[Opening RECORDS TO USE section]

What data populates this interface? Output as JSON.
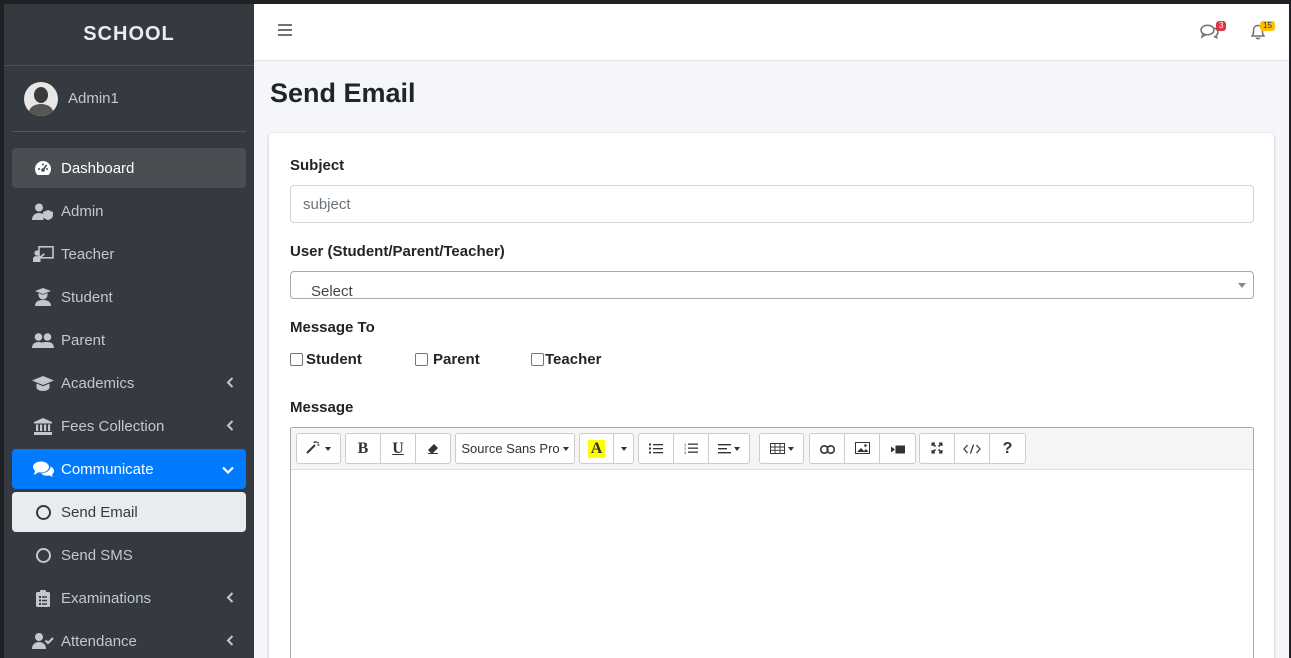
{
  "sidebar": {
    "brand": "SCHOOL",
    "user_name": "Admin1",
    "items": [
      {
        "label": "Dashboard",
        "icon": "tachometer-icon",
        "state": "active"
      },
      {
        "label": "Admin",
        "icon": "user-shield-icon"
      },
      {
        "label": "Teacher",
        "icon": "chalkboard-teacher-icon"
      },
      {
        "label": "Student",
        "icon": "user-graduate-icon"
      },
      {
        "label": "Parent",
        "icon": "users-icon"
      },
      {
        "label": "Academics",
        "icon": "graduation-cap-icon",
        "chevron": "left"
      },
      {
        "label": "Fees Collection",
        "icon": "university-icon",
        "chevron": "left"
      },
      {
        "label": "Communicate",
        "icon": "comments-icon",
        "chevron": "down",
        "state": "open"
      },
      {
        "label": "Send Email",
        "icon": "circle-icon",
        "state": "selected"
      },
      {
        "label": "Send SMS",
        "icon": "circle-icon"
      },
      {
        "label": "Examinations",
        "icon": "clipboard-list-icon",
        "chevron": "left"
      },
      {
        "label": "Attendance",
        "icon": "user-check-icon",
        "chevron": "left"
      }
    ]
  },
  "topbar": {
    "messages_badge": "3",
    "notifications_badge": "15"
  },
  "page": {
    "title": "Send Email"
  },
  "form": {
    "subject_label": "Subject",
    "subject_placeholder": "subject",
    "user_label": "User (Student/Parent/Teacher)",
    "user_selected": "Select",
    "message_to_label": "Message To",
    "recipients": [
      "Student",
      "Parent",
      "Teacher"
    ],
    "message_label": "Message"
  },
  "editor": {
    "font_name": "Source Sans Pro",
    "highlight_glyph": "A",
    "bold_glyph": "B",
    "underline_glyph": "U",
    "help_glyph": "?"
  },
  "colors": {
    "sidebar_bg": "#343a40",
    "accent": "#007bff",
    "badge_red": "#dc3545",
    "badge_yellow": "#ffc107"
  }
}
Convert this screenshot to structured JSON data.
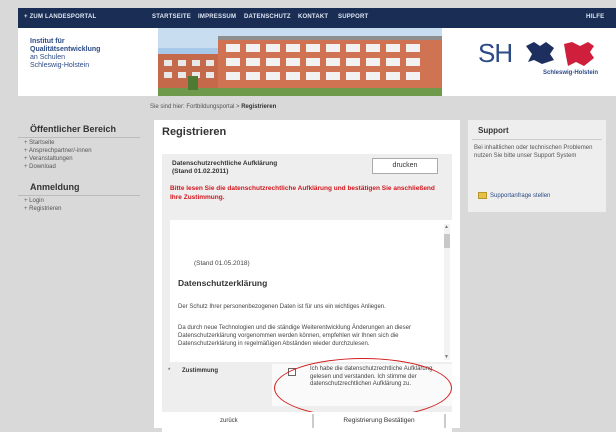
{
  "topnav": {
    "portal": "+ ZUM LANDESPORTAL",
    "items": [
      "STARTSEITE",
      "IMPRESSUM",
      "DATENSCHUTZ",
      "KONTAKT",
      "SUPPORT"
    ],
    "help": "HILFE"
  },
  "header": {
    "inst_line1": "Institut für",
    "inst_line2": "Qualitätsentwicklung",
    "inst_line3": "an Schulen",
    "inst_line4": "Schleswig-Holstein",
    "logo_text": "SH",
    "logo_sub": "Schleswig-Holstein"
  },
  "breadcrumb": {
    "prefix": "Sie sind hier: Fortbildungsportal > ",
    "current": "Registrieren"
  },
  "sidebar": {
    "section1": "Öffentlicher Bereich",
    "items1": [
      "Startseite",
      "Ansprechpartner/-innen",
      "Veranstaltungen",
      "Download"
    ],
    "section2": "Anmeldung",
    "items2": [
      "Login",
      "Registrieren"
    ]
  },
  "main": {
    "title": "Registrieren",
    "dsg_title_1": "Datenschutzrechtliche Aufklärung",
    "dsg_title_2": "(Stand 01.02.2011)",
    "print_label": "drucken",
    "warning": "Bitte lesen Sie die datenschutzrechtliche Aufklärung und bestätigen Sie anschließend Ihre Zustimmung.",
    "doc_stand": "(Stand 01.05.2018)",
    "doc_heading": "Datenschutzerklärung",
    "doc_p1": "Der Schutz Ihrer personenbezogenen Daten ist für uns ein wichtiges Anliegen.",
    "doc_p2": "Da durch neue Technologien und die ständige Weiterentwicklung Änderungen an dieser Datenschutzerklärung vorgenommen werden können, empfehlen wir Ihnen sich die Datenschutzerklärung in regelmäßigen Abständen wieder durchzulesen.",
    "consent_star": "*",
    "consent_label": "Zustimmung",
    "consent_text": "Ich habe die datenschutzrechtliche Aufklärung gelesen und verstanden. Ich stimme der datenschutzrechtlichen Aufklärung zu.",
    "back_label": "zurück",
    "confirm_label": "Registrierung Bestätigen"
  },
  "support": {
    "title": "Support",
    "text": "Bei inhaltlichen oder technischen Problemen nutzen Sie bitte unser Support System",
    "link": "Supportanfrage stellen"
  }
}
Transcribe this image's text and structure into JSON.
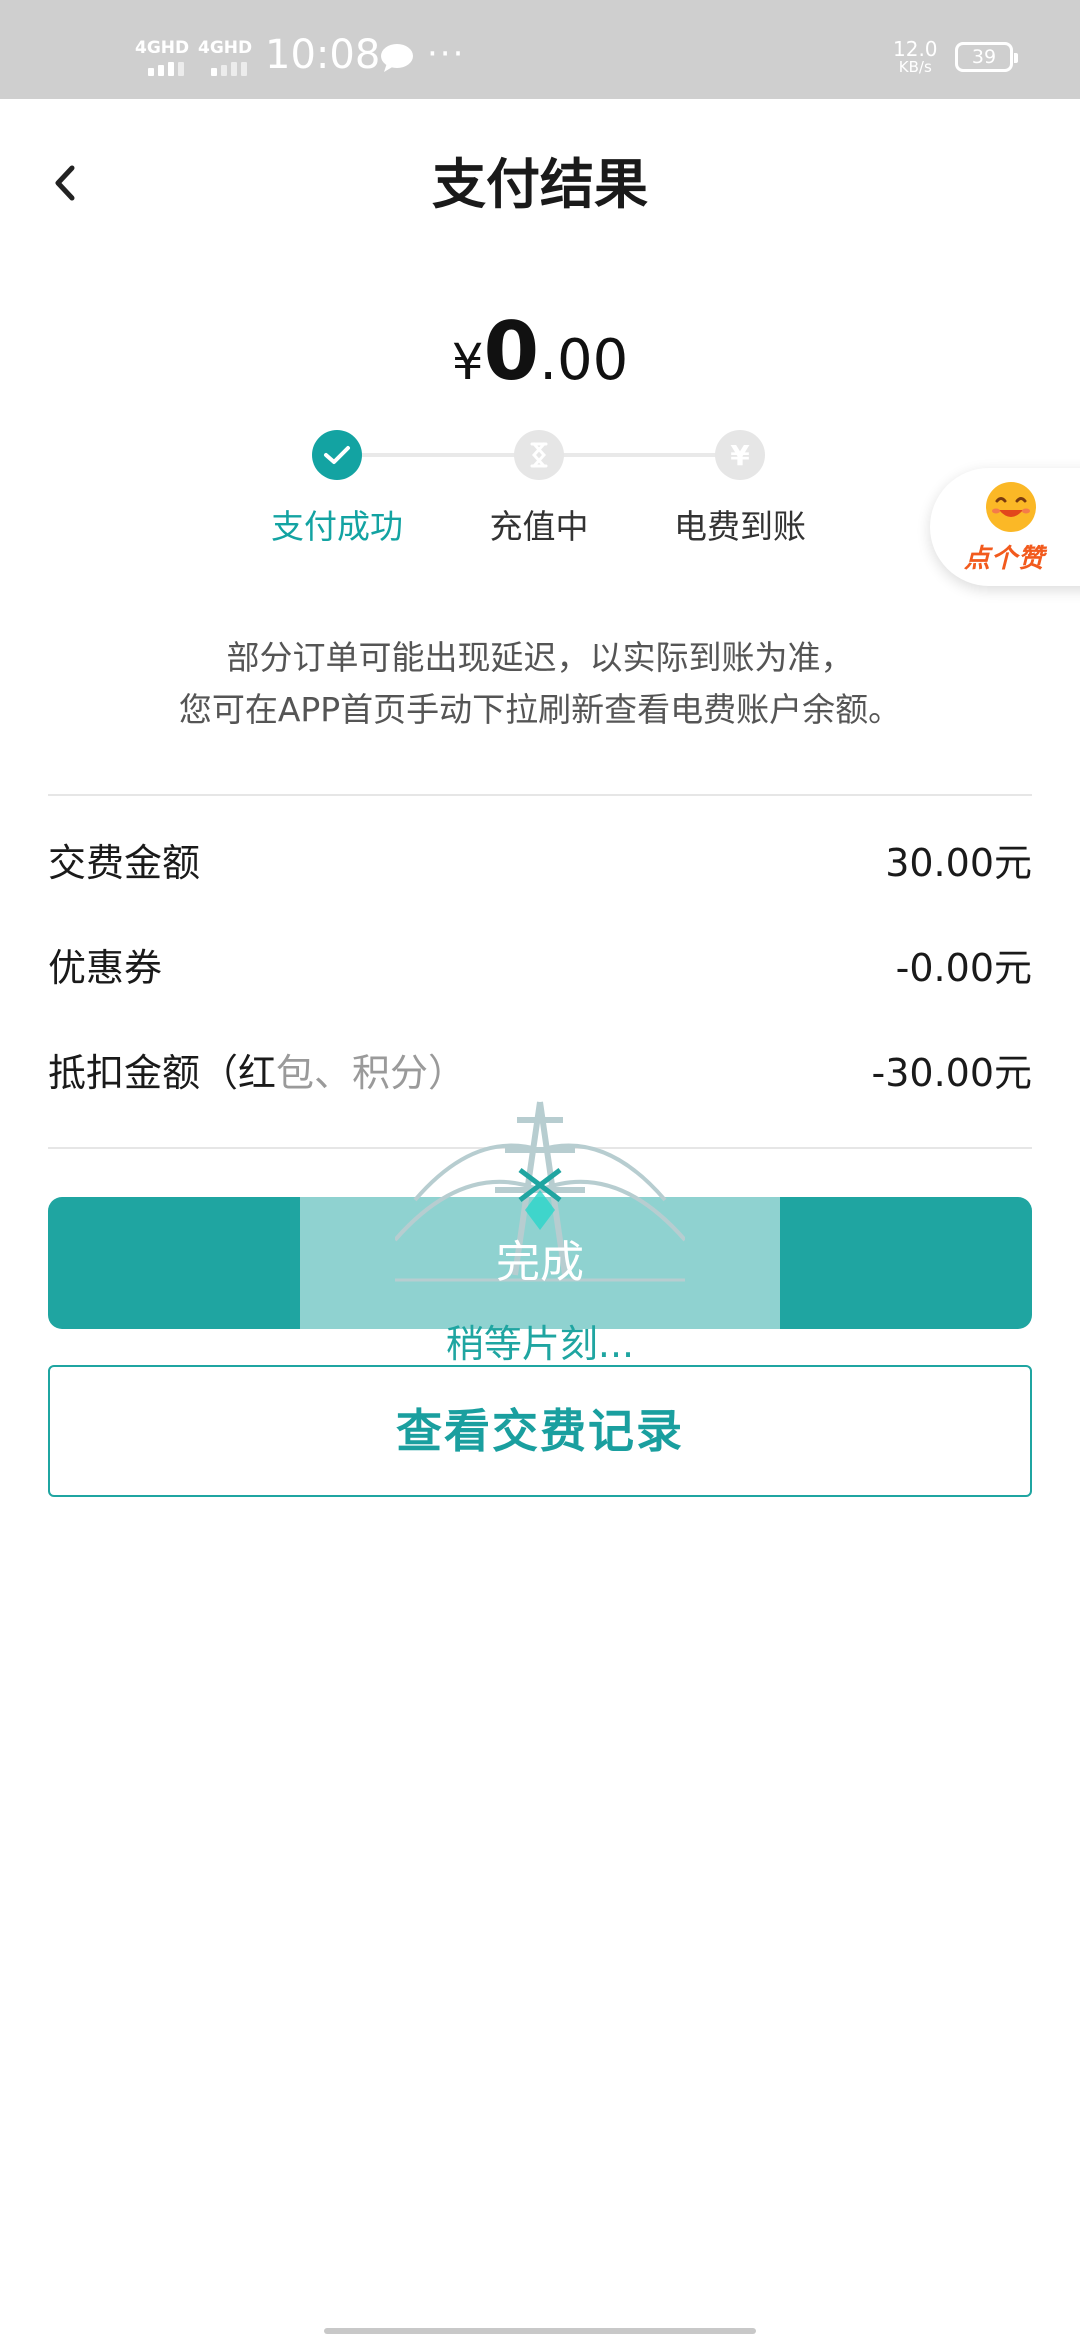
{
  "status_bar": {
    "network1": "4GHD",
    "network2": "4GHD",
    "time": "10:08",
    "speed_value": "12.0",
    "speed_unit": "KB/s",
    "battery": "39"
  },
  "header": {
    "title": "支付结果",
    "back_icon": "chevron-left-icon"
  },
  "amount": {
    "currency": "¥",
    "integer": "0",
    "decimal": ".00"
  },
  "steps": [
    {
      "label": "支付成功",
      "state": "done",
      "icon": "check-icon"
    },
    {
      "label": "充值中",
      "state": "pending",
      "icon": "hourglass-icon"
    },
    {
      "label": "电费到账",
      "state": "pending",
      "icon": "yen-icon"
    }
  ],
  "like_badge": {
    "label": "点个赞",
    "icon": "smile-face-icon"
  },
  "notice": {
    "line1": "部分订单可能出现延迟，以实际到账为准，",
    "line2": "您可在APP首页手动下拉刷新查看电费账户余额。"
  },
  "details": [
    {
      "label": "交费金额",
      "value": "30.00元"
    },
    {
      "label": "优惠券",
      "value": "-0.00元"
    },
    {
      "label_main": "抵扣金额（红",
      "label_faded": "包、积分）",
      "value": "-30.00元"
    }
  ],
  "buttons": {
    "done": "完成",
    "view_records": "查看交费记录"
  },
  "loading": {
    "text": "稍等片刻...",
    "icon": "power-tower-icon"
  },
  "colors": {
    "accent": "#1fa5a1",
    "statusbar": "#cfcfcf",
    "like_text": "#f25a1d"
  }
}
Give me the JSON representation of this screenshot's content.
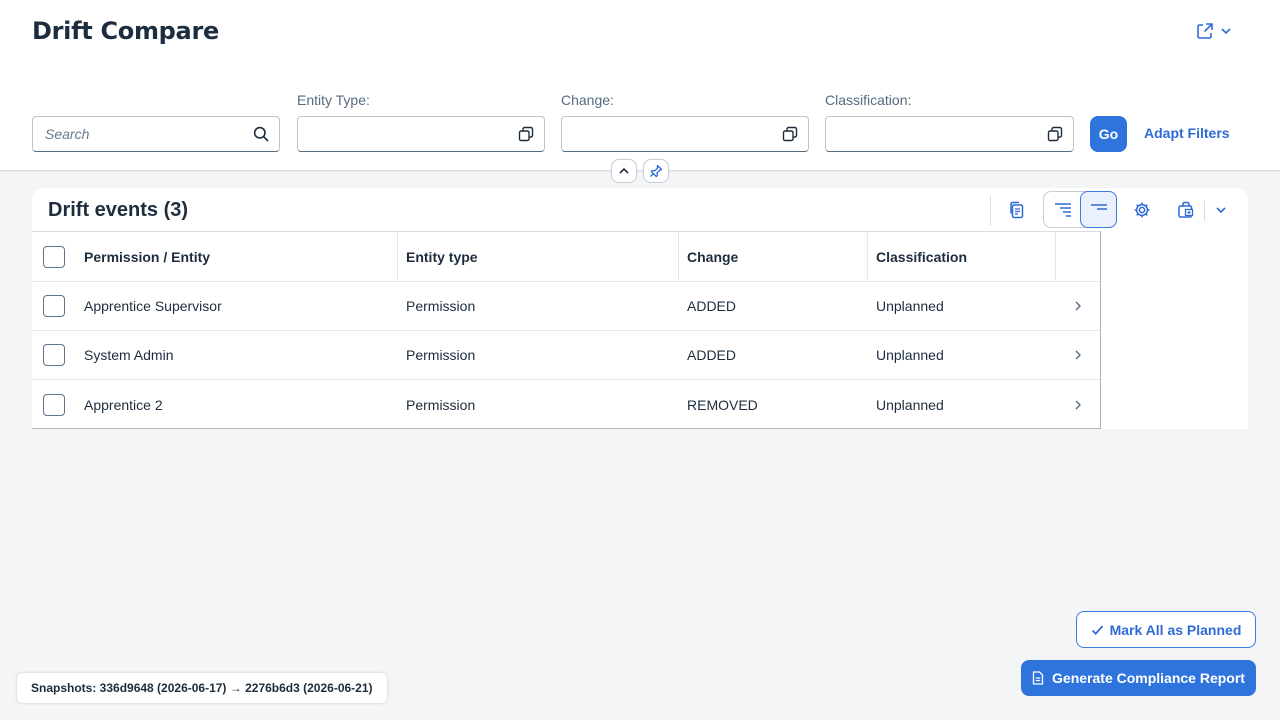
{
  "page": {
    "title": "Drift Compare"
  },
  "filters": {
    "search_placeholder": "Search",
    "entity_type_label": "Entity Type:",
    "change_label": "Change:",
    "classification_label": "Classification:",
    "go_label": "Go",
    "adapt_label": "Adapt Filters"
  },
  "table": {
    "title": "Drift events (3)",
    "columns": [
      "Permission / Entity",
      "Entity type",
      "Change",
      "Classification"
    ],
    "rows": [
      {
        "entity": "Apprentice Supervisor",
        "type": "Permission",
        "change": "ADDED",
        "classification": "Unplanned"
      },
      {
        "entity": "System Admin",
        "type": "Permission",
        "change": "ADDED",
        "classification": "Unplanned"
      },
      {
        "entity": "Apprentice 2",
        "type": "Permission",
        "change": "REMOVED",
        "classification": "Unplanned"
      }
    ]
  },
  "footer": {
    "mark_label": "Mark All as Planned",
    "generate_label": "Generate Compliance Report",
    "snapshots": "Snapshots: 336d9648 (2026-06-17) → 2276b6d3 (2026-06-21)"
  },
  "icons": {
    "share": "share-icon",
    "chevron": "chevron-down-icon",
    "search": "search-icon",
    "value_help": "value-help-icon",
    "collapse": "chevron-up-icon",
    "pin": "pin-icon",
    "copy": "copy-icon",
    "expand_all": "expand-all-icon",
    "collapse_all": "collapse-all-icon",
    "settings": "gear-icon",
    "export": "export-icon",
    "navigation": "chevron-right-icon",
    "check": "check-icon",
    "document": "document-icon"
  },
  "colors": {
    "accent": "#2f73dd",
    "link": "#2f6bd6",
    "background": "#f4f5f7",
    "text": "#1d2d3e"
  }
}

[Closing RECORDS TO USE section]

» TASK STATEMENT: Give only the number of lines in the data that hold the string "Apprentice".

» OUTPUT FOR THIS TASK: 2